Let us begin by understanding what a stock option is.
A stock option is a contract between two parties which gives the buyer the right to buy or sell underlying stock at a predetermined price and within a specified time period.
Types of options:
Options are primarily of two types: Calls and puts.
An investor buys calls when he/she thinks that the share price of the underlying security will rise or sell a call if they think it will fall. On the other hand, he/she will buy a put if he/she thinks the underlying will fall and sell a put when the price of the underlying is expected to rise.
In short, Call options give the holder the right to buy the underlying at a specified price, while Put options give the holder the right to sell an underlying asset at a specified price (the strike price).
The seller of the stock option is called an option writer, and he is paid a certain sum called premium by the buyer of the stock.
How do options work?
Suppose an Infosys call option is available at Rs75with an expiry of 3 months. Infosys is currently trading at Rs700. Then, the buyer of the stock option will have the right but not the obligation to purchase 100 shares of Infosys at Rs750 within 3 months. Hence, the one who buys a call option presumes that the stock price will go up and vice versa for a person who buys a put.
How are options different from stocks?
The Option contract has an expiration date unlike stocks.
Unlike Stocks, Options derive their value from that of the underlying asset and that is why, they fall under the derivatives category.
Option owners have no rights (voting or dividend) in a company unlike stock owners.
Moneyness is the relationship between the strike price of an option and the current price of the underlying asset.
An in-the-money option
Call Option – when the underlying stock price is higher than the strike price
Put Option – when the underlying stock price is lower than the strike price
An out-of-the-money option
Call Option – when the underlying stock price is lower than the strike price
Put Option – when the underlying stock price is higher than the strike price
An at-the-money option
When the underlying stock price is equal to the strike price
Pros of using options
- As the name suggests, options give one the right to buy/sell the underlying without an obligation to do so. Hence, one can exercise the right to sell or buy an underlying asset but one doesn’t need to.
- Options help in earning additional income as well as hedge risks from stock price movements if you understand how to use them.
Cons of using options
- The less time there is until expiry, the less value an option will have. Hence, the value of an option keeps declining as the expiry date moves closer.

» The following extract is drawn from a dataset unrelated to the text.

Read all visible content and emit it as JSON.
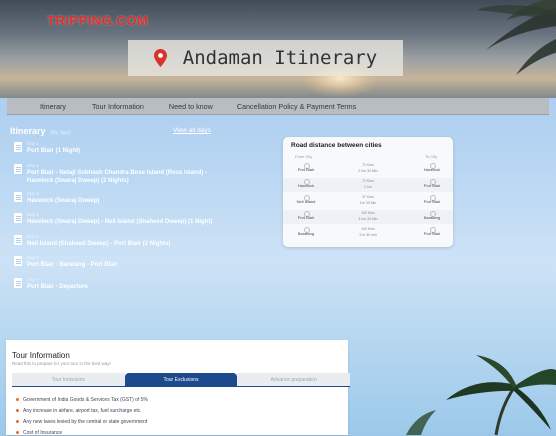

- You stand the risk of unlimited losses if you use options without knowing the right strategies. For example, an unhedged short call can lead to unlimited losses as the price of the underlying may keep on rising.